All records should be reproduced verbatim.

#### Record set ####

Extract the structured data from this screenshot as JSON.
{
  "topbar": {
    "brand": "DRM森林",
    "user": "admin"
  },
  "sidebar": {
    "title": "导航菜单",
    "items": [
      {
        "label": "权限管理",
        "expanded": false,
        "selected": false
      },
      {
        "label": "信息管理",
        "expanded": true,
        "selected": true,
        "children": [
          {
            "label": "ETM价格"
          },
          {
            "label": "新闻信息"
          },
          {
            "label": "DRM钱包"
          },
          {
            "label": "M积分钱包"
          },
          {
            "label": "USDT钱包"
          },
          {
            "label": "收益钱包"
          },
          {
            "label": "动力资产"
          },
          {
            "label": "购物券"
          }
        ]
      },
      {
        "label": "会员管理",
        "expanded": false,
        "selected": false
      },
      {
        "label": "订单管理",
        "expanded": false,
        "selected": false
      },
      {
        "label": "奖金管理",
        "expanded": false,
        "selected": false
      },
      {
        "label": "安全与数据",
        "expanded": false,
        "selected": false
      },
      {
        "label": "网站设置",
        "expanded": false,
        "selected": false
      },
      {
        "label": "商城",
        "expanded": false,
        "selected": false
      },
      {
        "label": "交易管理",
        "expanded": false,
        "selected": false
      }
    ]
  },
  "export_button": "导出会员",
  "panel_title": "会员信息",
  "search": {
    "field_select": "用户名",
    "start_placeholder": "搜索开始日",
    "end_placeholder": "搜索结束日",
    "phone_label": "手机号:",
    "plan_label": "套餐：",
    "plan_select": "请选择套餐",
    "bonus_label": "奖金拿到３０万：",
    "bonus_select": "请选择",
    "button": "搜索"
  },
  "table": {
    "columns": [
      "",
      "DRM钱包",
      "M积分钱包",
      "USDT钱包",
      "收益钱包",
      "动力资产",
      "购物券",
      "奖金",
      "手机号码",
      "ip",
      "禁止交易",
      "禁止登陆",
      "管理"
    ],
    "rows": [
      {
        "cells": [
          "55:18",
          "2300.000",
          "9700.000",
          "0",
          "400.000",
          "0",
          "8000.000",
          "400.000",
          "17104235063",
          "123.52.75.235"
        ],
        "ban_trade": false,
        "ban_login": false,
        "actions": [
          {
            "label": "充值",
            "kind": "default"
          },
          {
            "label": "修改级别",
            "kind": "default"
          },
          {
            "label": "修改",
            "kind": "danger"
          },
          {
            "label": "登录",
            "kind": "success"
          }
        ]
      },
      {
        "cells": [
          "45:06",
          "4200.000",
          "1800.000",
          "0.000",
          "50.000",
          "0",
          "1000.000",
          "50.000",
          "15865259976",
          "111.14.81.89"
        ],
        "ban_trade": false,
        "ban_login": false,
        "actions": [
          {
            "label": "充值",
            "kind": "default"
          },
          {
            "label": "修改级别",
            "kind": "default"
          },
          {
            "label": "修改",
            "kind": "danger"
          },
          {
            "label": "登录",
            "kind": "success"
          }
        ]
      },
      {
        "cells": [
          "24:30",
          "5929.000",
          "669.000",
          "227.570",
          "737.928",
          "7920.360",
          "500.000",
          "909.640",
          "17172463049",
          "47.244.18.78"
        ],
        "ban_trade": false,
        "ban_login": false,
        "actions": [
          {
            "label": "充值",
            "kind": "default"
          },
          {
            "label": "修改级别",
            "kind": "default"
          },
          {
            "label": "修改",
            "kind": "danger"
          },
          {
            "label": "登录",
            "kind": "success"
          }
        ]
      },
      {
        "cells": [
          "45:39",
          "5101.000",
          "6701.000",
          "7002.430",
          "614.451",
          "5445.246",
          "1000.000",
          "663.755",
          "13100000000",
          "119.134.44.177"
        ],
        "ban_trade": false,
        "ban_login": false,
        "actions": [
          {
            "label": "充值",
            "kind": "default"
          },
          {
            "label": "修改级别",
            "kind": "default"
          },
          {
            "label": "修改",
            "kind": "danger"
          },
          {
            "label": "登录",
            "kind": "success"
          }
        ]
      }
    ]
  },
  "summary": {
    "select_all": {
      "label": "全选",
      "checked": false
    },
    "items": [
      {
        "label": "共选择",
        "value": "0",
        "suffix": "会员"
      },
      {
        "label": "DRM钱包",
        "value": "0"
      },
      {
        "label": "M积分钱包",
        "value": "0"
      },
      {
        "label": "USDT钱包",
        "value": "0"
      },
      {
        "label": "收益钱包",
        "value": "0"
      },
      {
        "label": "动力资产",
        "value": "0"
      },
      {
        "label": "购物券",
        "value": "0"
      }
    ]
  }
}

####

Answer to this exercise
Extract the structured data from this screenshot as JSON.
{
  "topbar": {
    "brand": "DRM森林",
    "user": "admin"
  },
  "sidebar": {
    "title": "导航菜单",
    "items": [
      {
        "label": "权限管理",
        "expanded": false,
        "selected": false
      },
      {
        "label": "信息管理",
        "expanded": true,
        "selected": true,
        "children": [
          {
            "label": "ETM价格"
          },
          {
            "label": "新闻信息"
          },
          {
            "label": "DRM钱包"
          },
          {
            "label": "M积分钱包"
          },
          {
            "label": "USDT钱包"
          },
          {
            "label": "收益钱包"
          },
          {
            "label": "动力资产"
          },
          {
            "label": "购物券"
          }
        ]
      },
      {
        "label": "会员管理",
        "expanded": false,
        "selected": false
      },
      {
        "label": "订单管理",
        "expanded": false,
        "selected": false
      },
      {
        "label": "奖金管理",
        "expanded": false,
        "selected": false
      },
      {
        "label": "安全与数据",
        "expanded": false,
        "selected": false
      },
      {
        "label": "网站设置",
        "expanded": false,
        "selected": false
      },
      {
        "label": "商城",
        "expanded": false,
        "selected": false
      },
      {
        "label": "交易管理",
        "expanded": false,
        "selected": false
      }
    ]
  },
  "export_button": "导出会员",
  "panel_title": "会员信息",
  "search": {
    "field_select": "用户名",
    "start_placeholder": "搜索开始日",
    "end_placeholder": "搜索结束日",
    "phone_label": "手机号:",
    "plan_label": "套餐：",
    "plan_select": "请选择套餐",
    "bonus_label": "奖金拿到３０万：",
    "bonus_select": "请选择",
    "button": "搜索"
  },
  "table": {
    "columns": [
      "",
      "DRM钱包",
      "M积分钱包",
      "USDT钱包",
      "收益钱包",
      "动力资产",
      "购物券",
      "奖金",
      "手机号码",
      "ip",
      "禁止交易",
      "禁止登陆",
      "管理"
    ],
    "rows": [
      {
        "cells": [
          "55:18",
          "2300.000",
          "9700.000",
          "0",
          "400.000",
          "0",
          "8000.000",
          "400.000",
          "17104235063",
          "123.52.75.235"
        ],
        "ban_trade": false,
        "ban_login": false,
        "actions": [
          {
            "label": "充值",
            "kind": "default"
          },
          {
            "label": "修改级别",
            "kind": "default"
          },
          {
            "label": "修改",
            "kind": "danger"
          },
          {
            "label": "登录",
            "kind": "success"
          }
        ]
      },
      {
        "cells": [
          "45:06",
          "4200.000",
          "1800.000",
          "0.000",
          "50.000",
          "0",
          "1000.000",
          "50.000",
          "15865259976",
          "111.14.81.89"
        ],
        "ban_trade": false,
        "ban_login": false,
        "actions": [
          {
            "label": "充值",
            "kind": "default"
          },
          {
            "label": "修改级别",
            "kind": "default"
          },
          {
            "label": "修改",
            "kind": "danger"
          },
          {
            "label": "登录",
            "kind": "success"
          }
        ]
      },
      {
        "cells": [
          "24:30",
          "5929.000",
          "669.000",
          "227.570",
          "737.928",
          "7920.360",
          "500.000",
          "909.640",
          "17172463049",
          "47.244.18.78"
        ],
        "ban_trade": false,
        "ban_login": false,
        "actions": [
          {
            "label": "充值",
            "kind": "default"
          },
          {
            "label": "修改级别",
            "kind": "default"
          },
          {
            "label": "修改",
            "kind": "danger"
          },
          {
            "label": "登录",
            "kind": "success"
          }
        ]
      },
      {
        "cells": [
          "45:39",
          "5101.000",
          "6701.000",
          "7002.430",
          "614.451",
          "5445.246",
          "1000.000",
          "663.755",
          "13100000000",
          "119.134.44.177"
        ],
        "ban_trade": false,
        "ban_login": false,
        "actions": [
          {
            "label": "充值",
            "kind": "default"
          },
          {
            "label": "修改级别",
            "kind": "default"
          },
          {
            "label": "修改",
            "kind": "danger"
          },
          {
            "label": "登录",
            "kind": "success"
          }
        ]
      }
    ]
  },
  "summary": {
    "select_all": {
      "label": "全选",
      "checked": false
    },
    "items": [
      {
        "label": "共选择",
        "value": "0",
        "suffix": "会员"
      },
      {
        "label": "DRM钱包",
        "value": "0"
      },
      {
        "label": "M积分钱包",
        "value": "0"
      },
      {
        "label": "USDT钱包",
        "value": "0"
      },
      {
        "label": "收益钱包",
        "value": "0"
      },
      {
        "label": "动力资产",
        "value": "0"
      },
      {
        "label": "购物券",
        "value": "0"
      }
    ]
  }
}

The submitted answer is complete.